Excerpts from an interface dataset:
● ● ● ● ●
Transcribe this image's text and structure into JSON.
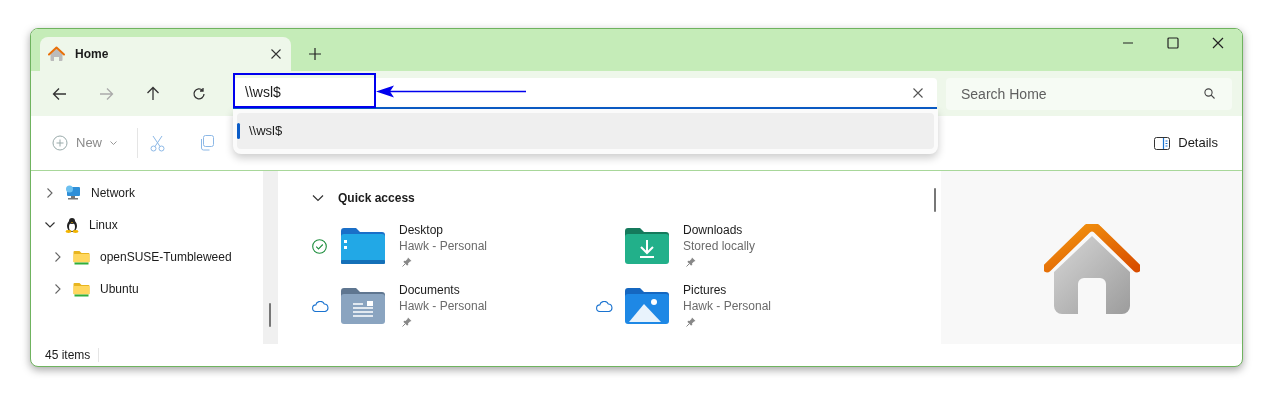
{
  "tabs": [
    {
      "title": "Home",
      "selected": true
    }
  ],
  "address": {
    "value": "\\\\wsl$",
    "focused": true
  },
  "suggestions": [
    {
      "text": "\\\\wsl$",
      "selected": true
    }
  ],
  "search": {
    "placeholder": "Search Home"
  },
  "toolbar": {
    "new_label": "New",
    "details_label": "Details"
  },
  "sidebar": {
    "items": [
      {
        "label": "Network",
        "kind": "network",
        "expanded": false
      },
      {
        "label": "Linux",
        "kind": "linux",
        "expanded": true,
        "children": [
          {
            "label": "openSUSE-Tumbleweed",
            "kind": "drive",
            "expanded": false
          },
          {
            "label": "Ubuntu",
            "kind": "drive",
            "expanded": false
          }
        ]
      }
    ]
  },
  "quick_access": {
    "title": "Quick access",
    "expanded": true,
    "items": [
      {
        "name": "Desktop",
        "subtitle": "Hawk - Personal",
        "kind": "desktop",
        "synced": true,
        "cloud": false,
        "pinned": true
      },
      {
        "name": "Downloads",
        "subtitle": "Stored locally",
        "kind": "downloads",
        "synced": false,
        "cloud": false,
        "pinned": true
      },
      {
        "name": "Documents",
        "subtitle": "Hawk - Personal",
        "kind": "documents",
        "synced": false,
        "cloud": true,
        "pinned": true
      },
      {
        "name": "Pictures",
        "subtitle": "Hawk - Personal",
        "kind": "pictures",
        "synced": false,
        "cloud": true,
        "pinned": true
      }
    ]
  },
  "status_bar": {
    "text": "45 items"
  }
}
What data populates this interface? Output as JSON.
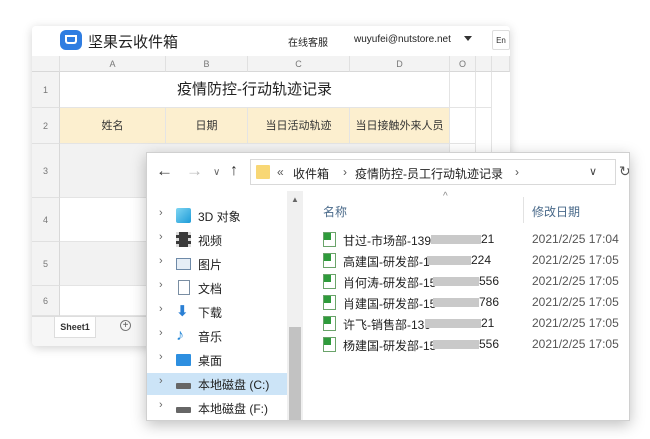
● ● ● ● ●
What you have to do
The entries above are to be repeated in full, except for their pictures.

The completed task
Transcribe this image's text and structure into JSON.
{
  "tabs": [
    {
      "title": "Home",
      "selected": true
    }
  ],
  "address": {
    "value": "\\\\wsl$",
    "focused": true
  },
  "suggestions": [
    {
      "text": "\\\\wsl$",
      "selected": true
    }
  ],
  "search": {
    "placeholder": "Search Home"
  },
  "toolbar": {
    "new_label": "New",
    "details_label": "Details"
  },
  "sidebar": {
    "items": [
      {
        "label": "Network",
        "kind": "network",
        "expanded": false
      },
      {
        "label": "Linux",
        "kind": "linux",
        "expanded": true,
        "children": [
          {
            "label": "openSUSE-Tumbleweed",
            "kind": "drive",
            "expanded": false
          },
          {
            "label": "Ubuntu",
            "kind": "drive",
            "expanded": false
          }
        ]
      }
    ]
  },
  "quick_access": {
    "title": "Quick access",
    "expanded": true,
    "items": [
      {
        "name": "Desktop",
        "subtitle": "Hawk - Personal",
        "kind": "desktop",
        "synced": true,
        "cloud": false,
        "pinned": true
      },
      {
        "name": "Downloads",
        "subtitle": "Stored locally",
        "kind": "downloads",
        "synced": false,
        "cloud": false,
        "pinned": true
      },
      {
        "name": "Documents",
        "subtitle": "Hawk - Personal",
        "kind": "documents",
        "synced": false,
        "cloud": true,
        "pinned": true
      },
      {
        "name": "Pictures",
        "subtitle": "Hawk - Personal",
        "kind": "pictures",
        "synced": false,
        "cloud": true,
        "pinned": true
      }
    ]
  },
  "status_bar": {
    "text": "45 items"
  }
}
What data populates this interface? Output as JSON.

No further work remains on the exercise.